4 mins read
History And Origin
Magnet therapy, also known as pseudotherapy, involves the use of magnet on exposed body surfaces so as to reduce the effects of pain and disorder. The therapy was initially used by tribes of Indo-pacific region to treat bone and joint disorders. However, since then, the therapy underwent different modifications and has been in use for a couple of decades.
Magnet Therapy is a therapeutic treatment to get rid of the pain, enhancing body’s natural healing process. The basis of the therapy is to apply a magnetic field to treat pain, surgical aftermath, trauma, arthritis and chronic fatigue syndrome. Currently, the therapy is used in the form of magnet wrist bands to enhance blood flow in the wrist, thigh and ankle regions.
Benefits Of Magnet Therapy
This therapy does not involve any complications of surgery or drug-related side effects. Although topical in application, it offers extensive benefits in the treatment of ailments related to post-surgery pain, trauma, blood-pressure, headache and arthritis.
- One of the primary benefits of the therapy is the cost factor.
- It is a non-intrusive treatment without any known complications.
- Studies have found the therapy to be effective especially in relieving joint pains, sore neck, migraine and high blood-pressure.
- It can be easily applied as an alternative medicine.
Besides, the therapy can be efficiently and conveniently used without visiting clinic and regular interventions. More often than not, the therapy is easy to use on the go; in the form of magnet wrist bands and thigh covers.
Mayo Clinic had conducted several studies to evaluate the efficacy of magnet therapy in relieving pain. However, unbiased studies are quite problematic and may incur ethical issues in treating the ailment. One of the most comprehensive studies by Cochrane Review suggested the ineffectiveness of the therapy in joint and arthritis. The study demonstrated that the electromagnetic field cannot possibly affect the inbuilt mechanisms. The study concludes with insufficient or incomplete effects of the therapy. Moreover, health claims and longevity are not yet supported by any research or study so far.
How Is Magnetic Therapy Carried Out?
Based on the type and location of the disorder/ailment, magnet therapy is applied using devices or typical electrical models to enhance body’s innate ability to heal. Products that are most commonly used are magnetic strips/bands, covers for stomach, back and neck, mattresses, sandals/slippers, magnetic finger-rings, electrostatic blankets. Recently, various cosmetic companies have launched magnetic creams, supplements and patches to aid in the treatment of topical disorders. While the therapy involves consulting the practitioner, one can easily use it on-the-go with various products as mentioned above.
Who Requires Magnet Therapy?

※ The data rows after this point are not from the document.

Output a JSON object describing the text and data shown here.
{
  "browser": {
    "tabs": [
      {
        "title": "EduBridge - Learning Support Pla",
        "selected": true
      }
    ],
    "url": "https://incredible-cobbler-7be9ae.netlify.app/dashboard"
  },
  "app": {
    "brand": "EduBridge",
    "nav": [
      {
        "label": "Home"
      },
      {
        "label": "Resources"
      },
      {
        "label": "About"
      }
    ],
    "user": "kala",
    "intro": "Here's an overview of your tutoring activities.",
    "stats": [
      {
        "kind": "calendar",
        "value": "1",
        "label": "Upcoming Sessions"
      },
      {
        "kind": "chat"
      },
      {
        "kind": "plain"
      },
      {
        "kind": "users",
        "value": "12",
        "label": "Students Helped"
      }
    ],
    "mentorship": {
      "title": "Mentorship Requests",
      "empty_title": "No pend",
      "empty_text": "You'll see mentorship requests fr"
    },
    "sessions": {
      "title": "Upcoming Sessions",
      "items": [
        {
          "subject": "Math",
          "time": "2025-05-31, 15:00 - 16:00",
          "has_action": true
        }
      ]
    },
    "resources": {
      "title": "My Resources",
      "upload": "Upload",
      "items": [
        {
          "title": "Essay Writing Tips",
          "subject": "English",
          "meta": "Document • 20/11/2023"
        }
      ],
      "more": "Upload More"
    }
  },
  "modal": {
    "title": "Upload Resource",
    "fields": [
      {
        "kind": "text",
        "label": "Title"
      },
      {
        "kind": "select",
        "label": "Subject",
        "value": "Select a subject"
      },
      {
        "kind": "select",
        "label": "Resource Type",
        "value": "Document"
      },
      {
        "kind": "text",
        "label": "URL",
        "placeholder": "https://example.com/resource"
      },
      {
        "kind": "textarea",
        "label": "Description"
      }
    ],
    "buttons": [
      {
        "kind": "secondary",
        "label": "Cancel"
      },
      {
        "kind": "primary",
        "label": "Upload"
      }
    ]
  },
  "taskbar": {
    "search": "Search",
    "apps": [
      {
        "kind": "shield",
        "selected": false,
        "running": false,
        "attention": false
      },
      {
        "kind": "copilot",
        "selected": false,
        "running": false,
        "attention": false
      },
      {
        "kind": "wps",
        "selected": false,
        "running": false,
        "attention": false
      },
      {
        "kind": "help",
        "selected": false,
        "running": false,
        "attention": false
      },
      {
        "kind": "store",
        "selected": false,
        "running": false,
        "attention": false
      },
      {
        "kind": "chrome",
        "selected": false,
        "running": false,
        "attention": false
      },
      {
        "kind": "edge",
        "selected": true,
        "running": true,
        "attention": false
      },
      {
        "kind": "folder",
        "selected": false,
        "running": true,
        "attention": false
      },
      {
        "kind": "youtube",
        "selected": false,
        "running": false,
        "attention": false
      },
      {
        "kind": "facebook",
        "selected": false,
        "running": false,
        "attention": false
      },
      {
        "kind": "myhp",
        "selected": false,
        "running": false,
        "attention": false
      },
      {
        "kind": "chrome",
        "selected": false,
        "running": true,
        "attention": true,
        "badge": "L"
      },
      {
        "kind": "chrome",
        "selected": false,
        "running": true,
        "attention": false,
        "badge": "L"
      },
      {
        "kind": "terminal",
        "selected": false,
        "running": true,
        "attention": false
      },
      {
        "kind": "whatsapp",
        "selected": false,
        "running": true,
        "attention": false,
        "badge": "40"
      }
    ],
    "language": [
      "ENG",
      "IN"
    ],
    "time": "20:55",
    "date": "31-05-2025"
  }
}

Magnet therapy can be effectively given to patients with severe nerve pain, osteoarthritis and joint disorders. However, various studies have found the therapy to be ineffective in patients with sexual dysfunction, muscle soreness, low back pain, migraine, schizophrenia and Parkinson’s disease.
Side Effects, Contraindications And Interactions
Here are some of the contraindications and interactions of the therapy one has to be mindful about:
- Although safe in most of the patients, magnets have been reported to interfere with menstrual periods.
- Pregnant and lactating women have often reported of severe headaches, muscle pain and fuzzy headedness.
- People with epilepsy are restricted from undergoing this therapy as magnet can intensify the events of seizures.
- Heart patients are advised to use the magnet therapy, in any form, with caution so as not to allow the interference of the pacemaker.
An individual study of health ailments would be advisable before you can think of going for a magnet therapy. Talk to your practitioner and list any of the factors above that may interfere with the process.
1. Vallbona C, Richards T. Evolution of magnetic therapy from alternative to traditional medicine. Phys Med Rehabil Clin N Am. 1999 Aug;10(3):729-54. PMID: 10516987
2. Ratterman R, Secrest J, Norwood B, et al. Magnet therapy: what’s the attraction? J Am Acad Nurse Pract. 2002 Aug;14(8):347-53. PMID: 12242851
3. Richmond SJ. Magnet therapy for the relief of pain and inflammation in rheumatoid arthritis (CAMBRA): A randomised placebo-controlled crossover trial. Trials. 2008;9:53. PMID: 18789135
4. Cepeda MS, Carr DB, Sarquis T, Miranda N, et al. Static magnetic therapy does not decrease pain or opioid requirements: a randomized double-blind trial. Anesth Analg. 2007 Feb;104(2):290-4. PMID: 17242082
5. Shapiro B, Kulkarni S, Nacev A, et al. Shaping magnetic fields to direct therapy to ears and eyes. Annu Rev Biomed Eng. 2014 Jul 11;16:455-81. doi: 10.1146/annurev-bioeng-071813-105206. PMID: 25014789
6. Keeler R, Singh AD, Dua AD. Eye, magnetism and magnets. Br J Ophthalmol. 2014 Apr;98(4):425-6. PMID: 24783261